| TASK REQUIREMENTS |
Please find every line in the entries below that contains the string "this", and copy it.

EXTRACTED DATA Block Start

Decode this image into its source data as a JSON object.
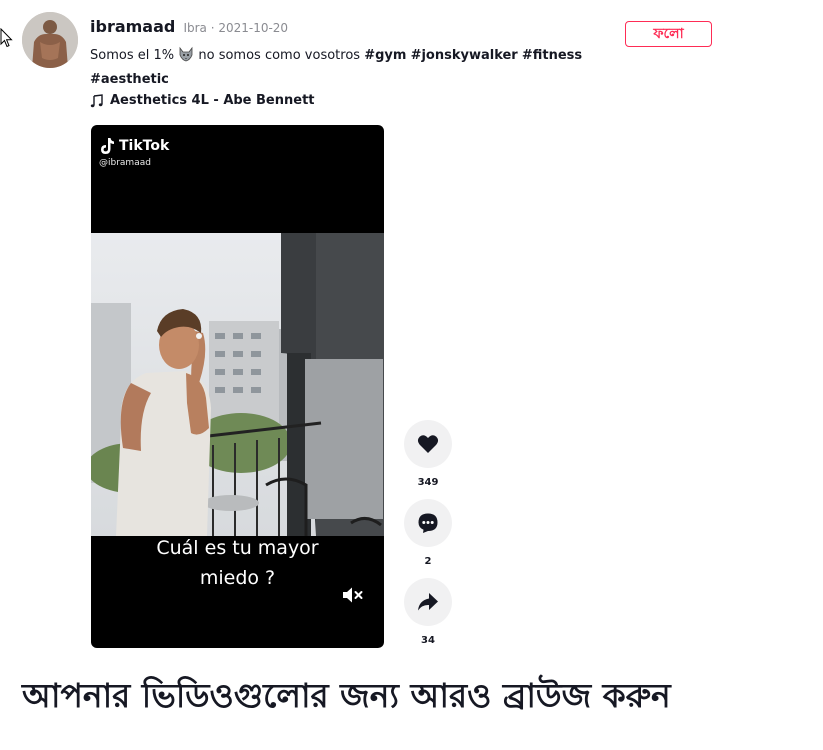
{
  "post": {
    "username": "ibramaad",
    "meta": "Ibra · 2021-10-20",
    "follow_label": "ফলো",
    "caption_text": "Somos el 1%",
    "caption_emoji": "wolf-emoji",
    "caption_text2": "no somos como vosotros",
    "hashtags": [
      "#gym",
      "#jonskywalker",
      "#fitness",
      "#aesthetic"
    ],
    "music": "Aesthetics 4L - Abe Bennett"
  },
  "video": {
    "brand": "TikTok",
    "handle": "@ibramaad",
    "subtitle_line1": "Cuál es tu mayor",
    "subtitle_line2": "miedo ?",
    "muted": true
  },
  "actions": {
    "likes": "349",
    "comments": "2",
    "shares": "34"
  },
  "browse": {
    "title": "আপনার ভিডিওগুলোর জন্য আরও ব্রাউজ করুন"
  },
  "colors": {
    "accent": "#fe2c55",
    "text": "#161823",
    "muted": "#8a8b91",
    "action_bg": "#f1f1f2"
  },
  "icons": [
    "cursor-icon",
    "music-note-icon",
    "tiktok-logo-icon",
    "mute-icon",
    "heart-icon",
    "comment-icon",
    "share-icon"
  ]
}
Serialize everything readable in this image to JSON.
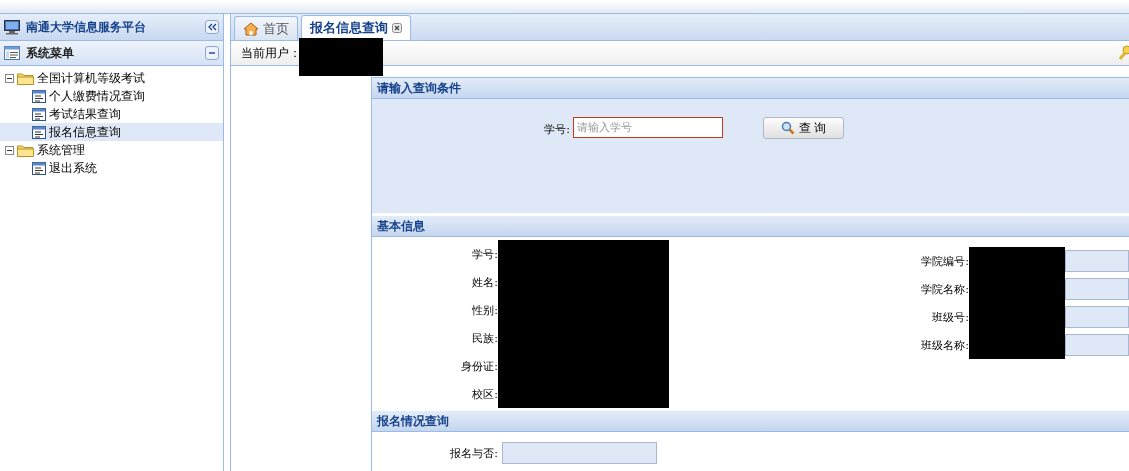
{
  "sidebar": {
    "title": "南通大学信息服务平台",
    "menu_title": "系统菜单",
    "tree": [
      {
        "label": "全国计算机等级考试",
        "expanded": true,
        "children": [
          {
            "label": "个人缴费情况查询",
            "selected": false
          },
          {
            "label": "考试结果查询",
            "selected": false
          },
          {
            "label": "报名信息查询",
            "selected": true
          }
        ]
      },
      {
        "label": "系统管理",
        "expanded": true,
        "children": [
          {
            "label": "退出系统",
            "selected": false
          }
        ]
      }
    ]
  },
  "tabs": [
    {
      "label": "首页",
      "kind": "home",
      "selected": false
    },
    {
      "label": "报名信息查询",
      "kind": "closable",
      "selected": true
    }
  ],
  "toolbar": {
    "user_label": "当前用户：",
    "user_redacted": true
  },
  "query_section": {
    "title": "请输入查询条件",
    "field_label": "学号:",
    "placeholder": "请输入学号",
    "button": "查 询"
  },
  "basic_section": {
    "title": "基本信息",
    "left_fields": [
      {
        "label": "学号:",
        "redacted": true
      },
      {
        "label": "姓名:",
        "redacted": true
      },
      {
        "label": "性别:",
        "redacted": true
      },
      {
        "label": "民族:",
        "redacted": true
      },
      {
        "label": "身份证:",
        "redacted": true
      },
      {
        "label": "校区:",
        "redacted": true
      }
    ],
    "right_fields": [
      {
        "label": "学院编号:",
        "redacted": true
      },
      {
        "label": "学院名称:",
        "redacted": true
      },
      {
        "label": "班级号:",
        "redacted": true
      },
      {
        "label": "班级名称:",
        "redacted": true
      }
    ]
  },
  "registration_section": {
    "title": "报名情况查询",
    "field_label": "报名与否:"
  }
}
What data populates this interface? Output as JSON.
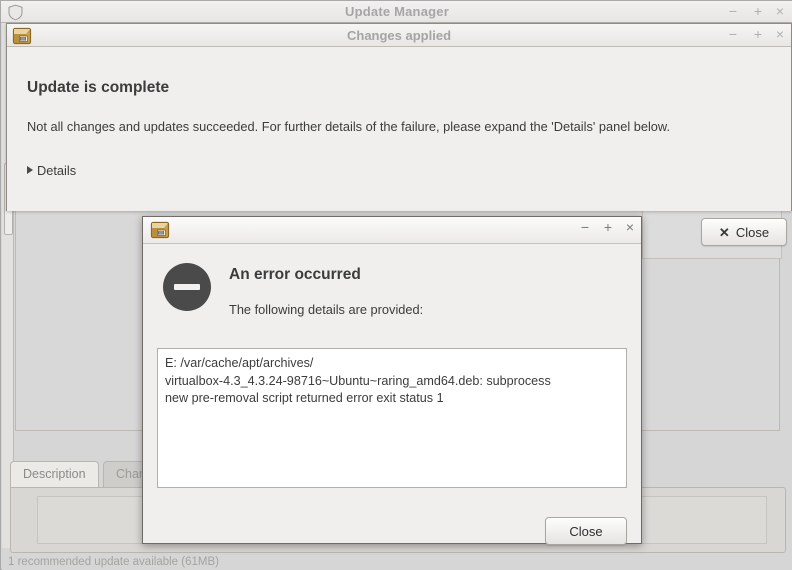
{
  "main_window": {
    "title": "Update Manager",
    "icon": "shield-icon",
    "controls": {
      "minimize": "−",
      "maximize": "+",
      "close": "×"
    },
    "tabs": [
      {
        "label": "Description",
        "active": true
      },
      {
        "label": "Chang",
        "active": false
      }
    ],
    "statusbar": "1 recommended update available (61MB)"
  },
  "changes_dialog": {
    "title": "Changes applied",
    "icon": "package-icon",
    "controls": {
      "minimize": "−",
      "maximize": "+",
      "close": "×"
    },
    "heading": "Update is complete",
    "body": "Not all changes and updates succeeded. For further details of the failure, please expand the 'Details' panel below.",
    "details_label": "Details",
    "details_expanded": false,
    "close_button": {
      "label": "Close",
      "icon": "close-x-icon",
      "glyph": "✕"
    }
  },
  "error_dialog": {
    "title": "",
    "icon": "package-icon",
    "controls": {
      "minimize": "−",
      "maximize": "+",
      "close": "×"
    },
    "status_icon": "error-circle-icon",
    "heading": "An error occurred",
    "subheading": "The following details are provided:",
    "details_text": "E: /var/cache/apt/archives/\nvirtualbox-4.3_4.3.24-98716~Ubuntu~raring_amd64.deb: subprocess\nnew pre-removal script returned error exit status 1",
    "close_button": {
      "label": "Close"
    }
  },
  "colors": {
    "window_bg": "#f0efed",
    "desktop_bg": "#d6d6d6",
    "title_text_inactive": "#a4a4a4",
    "body_text": "#3c3c3c",
    "error_icon": "#4a4a4a",
    "package_icon": "#c8973f"
  }
}
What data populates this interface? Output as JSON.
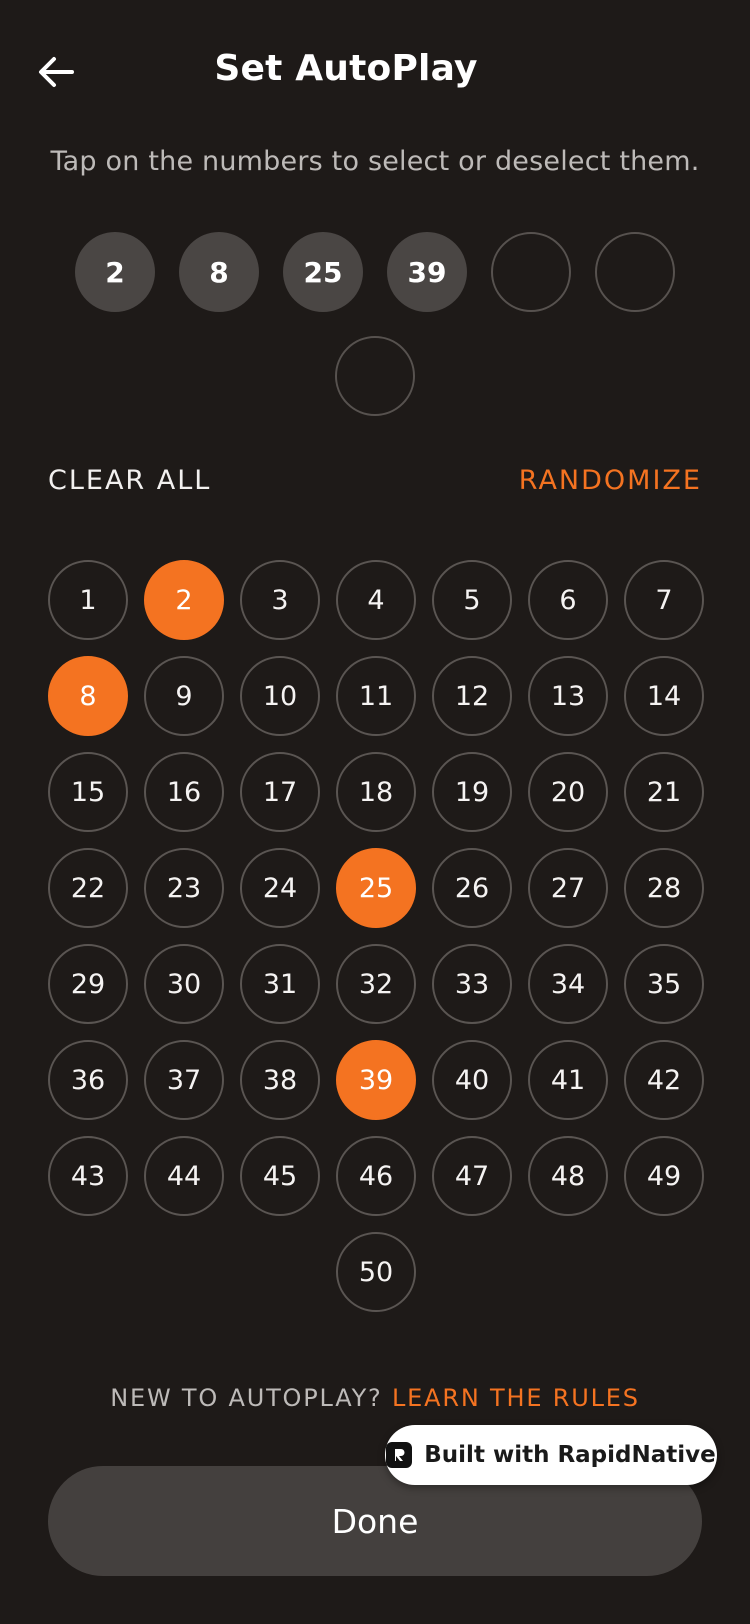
{
  "header": {
    "title": "Set AutoPlay",
    "back_icon": "arrow-left-icon"
  },
  "subtitle": "Tap on the numbers to select or deselect them.",
  "selected_slots": [
    "2",
    "8",
    "25",
    "39",
    "",
    "",
    ""
  ],
  "actions": {
    "clear_all": "CLEAR ALL",
    "randomize": "RANDOMIZE"
  },
  "grid": {
    "numbers": [
      "1",
      "2",
      "3",
      "4",
      "5",
      "6",
      "7",
      "8",
      "9",
      "10",
      "11",
      "12",
      "13",
      "14",
      "15",
      "16",
      "17",
      "18",
      "19",
      "20",
      "21",
      "22",
      "23",
      "24",
      "25",
      "26",
      "27",
      "28",
      "29",
      "30",
      "31",
      "32",
      "33",
      "34",
      "35",
      "36",
      "37",
      "38",
      "39",
      "40",
      "41",
      "42",
      "43",
      "44",
      "45",
      "46",
      "47",
      "48",
      "49",
      "50"
    ],
    "selected": [
      "2",
      "8",
      "25",
      "39"
    ]
  },
  "footer": {
    "question": "NEW TO AUTOPLAY?",
    "link": "LEARN THE RULES",
    "done_label": "Done"
  },
  "badge": {
    "label": "Built with RapidNative",
    "icon": "rapidnative-logo-icon"
  },
  "colors": {
    "background": "#1e1a18",
    "accent": "#f47321",
    "slot_filled": "#4a4644",
    "button": "#44403e"
  }
}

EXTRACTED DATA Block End

| WRITTEN ANSWER |
Decode this image into its source data as a JSON object.
Serialize everything readable in this image to JSON.
What data populates this interface? Output as JSON.
What data populates this interface? Output as JSON.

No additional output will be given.